Limited blast radius of perimeter breaches prevents lateral movement by attackers. Authenticated and authorized workloads are protected from perimeter breaches. Bounding in time limits the risk of compromised credentials.

Fine-grained policy. Bounding in space allows for high granularity of policy enforcement.

Frequent policy evaluation. Bounding in time with dynamic policy enforcement on short-lived sessions ensures authorization is based on up-to-date policy.

Secure, authentic communication. Encryption and strong workload identity  limits reconnaissance and provides for authenticity of communication.

Real-time and auditable assurance of security posture and regulatory compliance. Fine-grained observability allows real-time assurance and post-facto auditability of policy enforcement plus the necessary data for troubleshooting and analysis.

How to Implement Zero Trust Security in Kubernetes with Istio: a Reference Architecture for Modern Microservices Applications

As a companion to NIST’s standards for zero trust architecture in general, NIST has also published standards for how to apply zero trust principles specifically to microservices applications. Those standards, co-written by Tetrate founding engineer Zack Butcher, are codified in NIST’s SP 800-204 series.

In the standard, NIST establishes a reference platform consisting of Kubernetes for orchestration and resource management with the Istio service mesh to provide the core security features.

Kubernetes Security Gaps

As Kubernetes is primarily focused on orchestration, resource management, and basic connectivity, it leaves zero trust networking security concerns to be addressed by other parties. The main networking security gaps in Kubernetes are (NIST SP 800-204B, §2.1.1):

  • Insecure communications by default
  • Lack of a built-in certificate management mechanism needed to enforce TLS between pods
  • Lack of an identity and access management mechanism
  • Firewall policy that operates at OSI L3, but not L7 and, therefore, unable to peek into data packets or to make metadata-driven decisions

Service Mesh Fills Kubernetes Security Gaps: the Security Kernel for Microservices Applications
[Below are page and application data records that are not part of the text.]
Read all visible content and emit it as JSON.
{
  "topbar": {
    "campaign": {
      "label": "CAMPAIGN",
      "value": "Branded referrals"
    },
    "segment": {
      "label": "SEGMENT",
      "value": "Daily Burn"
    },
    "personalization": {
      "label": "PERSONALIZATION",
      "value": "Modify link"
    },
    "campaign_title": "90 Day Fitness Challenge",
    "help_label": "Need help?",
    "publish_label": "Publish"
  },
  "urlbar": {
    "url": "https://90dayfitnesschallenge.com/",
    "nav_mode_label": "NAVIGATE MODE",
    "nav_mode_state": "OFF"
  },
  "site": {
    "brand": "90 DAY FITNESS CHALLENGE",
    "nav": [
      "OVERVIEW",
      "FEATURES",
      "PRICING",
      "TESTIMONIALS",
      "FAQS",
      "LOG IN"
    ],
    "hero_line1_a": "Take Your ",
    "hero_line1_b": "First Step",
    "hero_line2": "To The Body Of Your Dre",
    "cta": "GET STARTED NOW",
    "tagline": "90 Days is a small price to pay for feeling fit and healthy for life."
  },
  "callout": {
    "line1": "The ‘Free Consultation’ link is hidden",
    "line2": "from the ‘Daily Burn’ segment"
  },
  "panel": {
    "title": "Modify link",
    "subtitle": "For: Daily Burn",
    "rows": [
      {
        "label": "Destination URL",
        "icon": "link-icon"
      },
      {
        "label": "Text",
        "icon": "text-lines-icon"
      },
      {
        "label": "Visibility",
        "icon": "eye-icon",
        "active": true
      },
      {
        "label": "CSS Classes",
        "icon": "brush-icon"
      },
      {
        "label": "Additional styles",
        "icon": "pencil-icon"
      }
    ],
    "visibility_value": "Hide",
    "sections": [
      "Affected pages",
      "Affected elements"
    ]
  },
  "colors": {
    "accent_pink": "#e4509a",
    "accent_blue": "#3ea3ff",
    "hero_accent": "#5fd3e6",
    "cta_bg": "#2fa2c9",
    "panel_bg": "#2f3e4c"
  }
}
To augment Kubernetes for security, Istio acts as a security kernel in the NIST reference architecture. Istio satisfies the three requirements of a reference monitor (NIST SP 800-204B, §5.1). Istio is:

  • Non-bypassable
  • Protected from modification
  • Verified and tested to be correct

The Envoy data plane provides reference monitors by way of non-bypassable policy enforcement points (PEPs) in front of each service and at each ingress and egress gateway. The service mesh code is independent of the application so its lifecycle can be managed independently and it can’t be modified at runtime. And, the mesh is a tightly controlled element of the system that can be hardened with more eyes and closer inspection (NIST SP 800-204B, §5.1).

And, as a dedicated infrastructure layer, Istio offers:

  • A unified way to address cross-cutting application concerns;
  • Standard plugins to quickly address those concerns and a framework for building custom plugins;
  • Simplification of operational complexity;
  • Easy governance of third-party developers and integrators;
  • Cost reduction for development and operations.

Next Steps

To learn more about how to implement zero trust architecture, from a co-author of the federal security standards, read Zack Butcher’s Zero Trust Architecture white paper.

For an in-depth guide to NIST’s security recommendations and how Tetrate can help you implement the standard, check out Tetrate’s Guide to Federal Security Requirements for Microservices.

If you’re looking for the fastest way to get to production with Istio, check out our open source Tetrate Istio Distro (TID). TID is a vetted, upstream distribution of Istio—a hardened image of Istio with continued support that is simpler to install, manage, and upgrade. For organizations operating in a federal regulatory environment, Tetrate Istio Distro is the only distribution of Istio with FIPS-verified builds available.

If you need a unified and consistent way to secure and manage services across a fleet of applications, check out Tetrate Service Bridge (TSB), our comprehensive edge-to-workload application connectivity platform built on Istio and Envoy.